Still only 9 years in for age on this. I am not sure my own storage will do anything to improve this further. It would need a careful humidity, the nest shaped tuo isn’t too difficult to pry apart as it would have been a few years ago. The leaves are whole if you can be careful and digging around I found several 1 bud/1 leaf sets, green after a few steeps with orange around the edges, just what I want to see. However, this is one of those tuos probably meant for like Tibet or wherever, it is not subtle by any stretch. Not sour, but it is a man’s and strong woman’s tea. Cowboy hat and britches, people. Just what I have been looking for.
Flavors: Spices, Tobacco, Whiskey, Wood
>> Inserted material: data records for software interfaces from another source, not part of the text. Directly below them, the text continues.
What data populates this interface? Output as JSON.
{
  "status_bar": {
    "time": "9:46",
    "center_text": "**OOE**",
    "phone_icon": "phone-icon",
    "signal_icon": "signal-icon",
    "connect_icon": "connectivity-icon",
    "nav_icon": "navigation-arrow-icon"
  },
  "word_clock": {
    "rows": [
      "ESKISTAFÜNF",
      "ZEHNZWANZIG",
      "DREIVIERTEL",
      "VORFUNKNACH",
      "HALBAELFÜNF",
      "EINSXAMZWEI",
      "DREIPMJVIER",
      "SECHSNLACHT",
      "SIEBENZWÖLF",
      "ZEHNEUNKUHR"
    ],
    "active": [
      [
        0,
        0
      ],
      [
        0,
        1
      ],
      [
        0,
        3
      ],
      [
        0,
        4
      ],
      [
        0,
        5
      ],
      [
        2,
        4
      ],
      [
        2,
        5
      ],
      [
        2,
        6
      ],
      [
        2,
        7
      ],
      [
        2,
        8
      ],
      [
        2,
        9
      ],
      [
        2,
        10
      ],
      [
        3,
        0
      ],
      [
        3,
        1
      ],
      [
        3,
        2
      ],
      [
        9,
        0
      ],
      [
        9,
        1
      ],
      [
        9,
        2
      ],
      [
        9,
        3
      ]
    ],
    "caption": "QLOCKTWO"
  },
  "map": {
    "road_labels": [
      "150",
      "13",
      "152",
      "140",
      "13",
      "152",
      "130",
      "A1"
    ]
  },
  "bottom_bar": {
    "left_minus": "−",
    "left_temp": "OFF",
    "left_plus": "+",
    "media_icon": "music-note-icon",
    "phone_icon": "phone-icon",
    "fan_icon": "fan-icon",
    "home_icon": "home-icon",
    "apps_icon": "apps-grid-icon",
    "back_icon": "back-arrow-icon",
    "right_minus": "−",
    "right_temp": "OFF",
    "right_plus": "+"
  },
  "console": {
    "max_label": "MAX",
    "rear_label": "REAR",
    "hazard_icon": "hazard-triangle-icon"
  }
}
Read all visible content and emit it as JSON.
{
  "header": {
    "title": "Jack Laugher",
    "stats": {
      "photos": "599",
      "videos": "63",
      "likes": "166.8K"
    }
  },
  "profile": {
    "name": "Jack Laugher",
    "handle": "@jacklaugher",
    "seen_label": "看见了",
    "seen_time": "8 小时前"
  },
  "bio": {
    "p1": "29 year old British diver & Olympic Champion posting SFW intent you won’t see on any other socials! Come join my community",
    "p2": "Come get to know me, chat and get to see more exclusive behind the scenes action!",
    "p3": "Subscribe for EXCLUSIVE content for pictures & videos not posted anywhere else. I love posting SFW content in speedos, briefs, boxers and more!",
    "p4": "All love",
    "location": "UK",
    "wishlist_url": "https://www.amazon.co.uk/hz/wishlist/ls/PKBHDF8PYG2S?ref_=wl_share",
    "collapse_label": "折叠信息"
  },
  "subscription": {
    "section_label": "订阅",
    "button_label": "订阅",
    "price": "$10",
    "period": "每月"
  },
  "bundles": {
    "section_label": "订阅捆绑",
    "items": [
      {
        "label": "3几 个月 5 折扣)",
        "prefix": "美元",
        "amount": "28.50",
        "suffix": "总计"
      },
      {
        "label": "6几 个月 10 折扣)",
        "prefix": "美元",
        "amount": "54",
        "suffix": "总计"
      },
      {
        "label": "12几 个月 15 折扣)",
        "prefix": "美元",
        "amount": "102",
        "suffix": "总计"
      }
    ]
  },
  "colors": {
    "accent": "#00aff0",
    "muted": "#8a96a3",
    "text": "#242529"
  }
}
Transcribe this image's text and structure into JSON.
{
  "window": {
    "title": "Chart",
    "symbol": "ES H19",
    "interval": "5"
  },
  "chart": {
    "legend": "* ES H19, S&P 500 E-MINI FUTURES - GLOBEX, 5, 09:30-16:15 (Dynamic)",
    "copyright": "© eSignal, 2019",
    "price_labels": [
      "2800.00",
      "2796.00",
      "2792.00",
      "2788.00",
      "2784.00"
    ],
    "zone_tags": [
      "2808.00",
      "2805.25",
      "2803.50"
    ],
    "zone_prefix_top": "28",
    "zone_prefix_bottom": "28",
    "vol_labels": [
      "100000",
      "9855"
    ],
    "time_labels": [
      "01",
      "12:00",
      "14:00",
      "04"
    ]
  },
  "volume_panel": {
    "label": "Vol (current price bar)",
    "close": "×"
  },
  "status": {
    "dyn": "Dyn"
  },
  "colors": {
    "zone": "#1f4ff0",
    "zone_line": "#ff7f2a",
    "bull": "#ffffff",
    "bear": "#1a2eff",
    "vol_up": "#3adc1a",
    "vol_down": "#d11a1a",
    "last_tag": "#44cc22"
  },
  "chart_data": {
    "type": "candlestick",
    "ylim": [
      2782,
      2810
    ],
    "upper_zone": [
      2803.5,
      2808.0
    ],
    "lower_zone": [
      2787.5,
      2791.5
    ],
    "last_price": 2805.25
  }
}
I bought this tea several years ago and was not impressed. Not realizing that I had already tried it, I bought another tuocha and was thoroughly impressed the second time around! Prepared in a gaiwan, the first 3 steepings were rich and creamy, dark with notes of coca and molasses. The following few steepings opened up with the sweetness spreading out and hints of floral earthiness coming out. The tea leaves to not steep very many times, but this is a great tea.
This variety is often touted as one of the best ripe pu-erh’s out there, but I must say it did not live up to the hype. That’s not to say this tea is not good, in fact it is very good, but not the best. I have had 5-10 variteies that I enjoy more, but the Golden Needle White Lotus is indeed an excellent tea. For me it’s lacking in complexity. The tea liquor is smooth and sweet and goes down with almost no effort or resistence. The taste is slightly malty, sweet, with very little earthy taste. Again, there is very little complexity which was disappointing, but this is still a top notch Dayi tea. At the price though… I’m not sure I’ll be buying another cake. I’ll just ration out the one I have now. :)